## RECORDS PROVIDED
________________________

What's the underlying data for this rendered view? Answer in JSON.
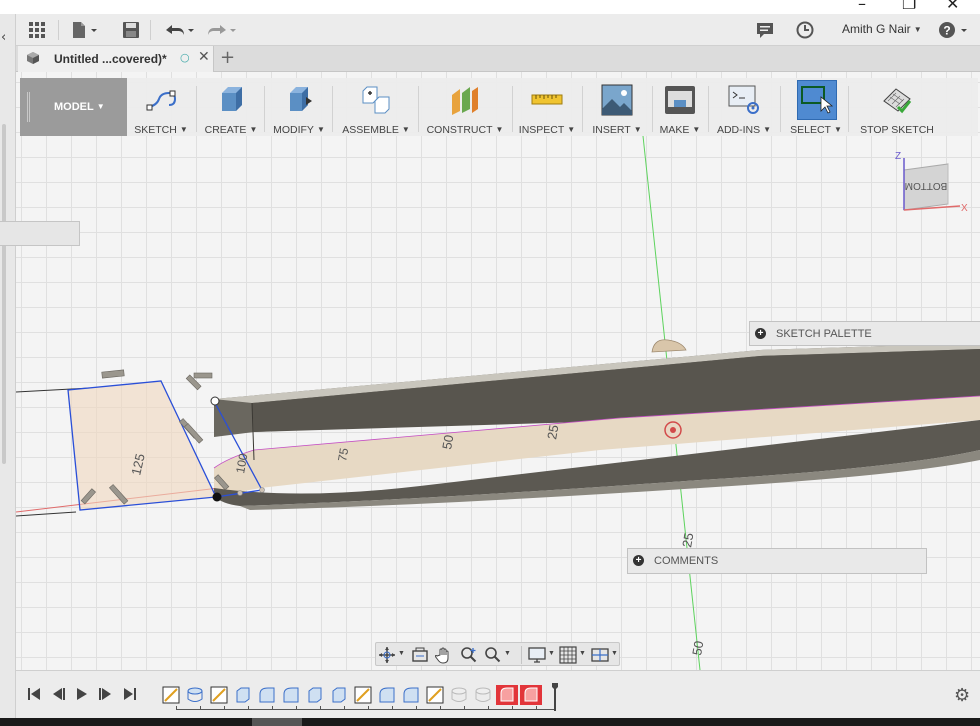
{
  "app": {
    "user_name": "Amith G Nair",
    "help_label": "?"
  },
  "document": {
    "tab_title": "Untitled ...covered)*"
  },
  "ribbon": {
    "mode": "MODEL",
    "groups": [
      {
        "label": "SKETCH",
        "icon": "sketch-icon"
      },
      {
        "label": "CREATE",
        "icon": "create-icon"
      },
      {
        "label": "MODIFY",
        "icon": "modify-icon"
      },
      {
        "label": "ASSEMBLE",
        "icon": "assemble-icon"
      },
      {
        "label": "CONSTRUCT",
        "icon": "construct-icon"
      },
      {
        "label": "INSPECT",
        "icon": "inspect-icon"
      },
      {
        "label": "INSERT",
        "icon": "insert-icon"
      },
      {
        "label": "MAKE",
        "icon": "make-icon"
      },
      {
        "label": "ADD-INS",
        "icon": "add-ins-icon"
      },
      {
        "label": "SELECT",
        "icon": "select-icon"
      }
    ],
    "stop_sketch": "STOP SKETCH"
  },
  "view_cube": {
    "face": "BOTTOM",
    "axis_z": "Z",
    "axis_x": "X"
  },
  "panels": {
    "sketch_palette": "SKETCH PALETTE",
    "comments": "COMMENTS"
  },
  "dimensions": {
    "width_125": "125",
    "depth_100": "100",
    "dim_75": "75",
    "dim_50": "50",
    "dim_25": "25",
    "axis_25": "25",
    "axis_50": "50"
  },
  "colors": {
    "accent": "#5b8fc4",
    "sketch_blue": "#2a4fd8",
    "timeline_red": "#e2353a",
    "grid": "#e0e0e0"
  }
}
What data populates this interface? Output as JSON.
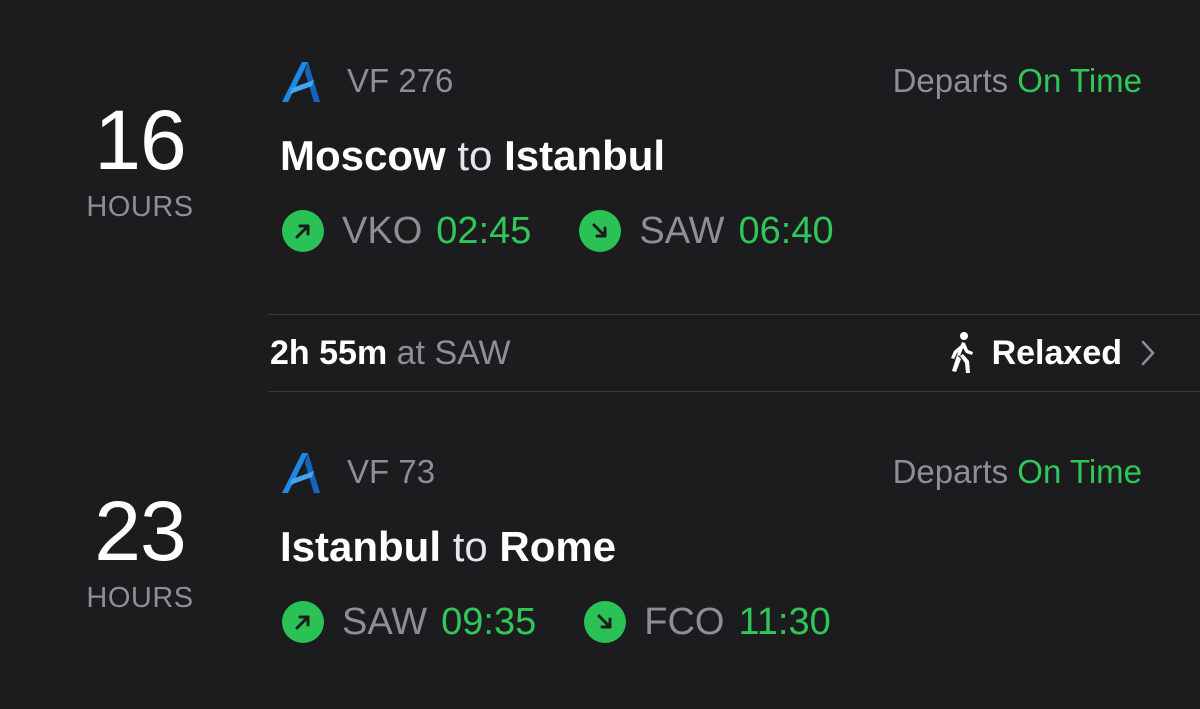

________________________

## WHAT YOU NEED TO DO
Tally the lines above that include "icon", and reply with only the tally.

## YOUR SOLUTION
10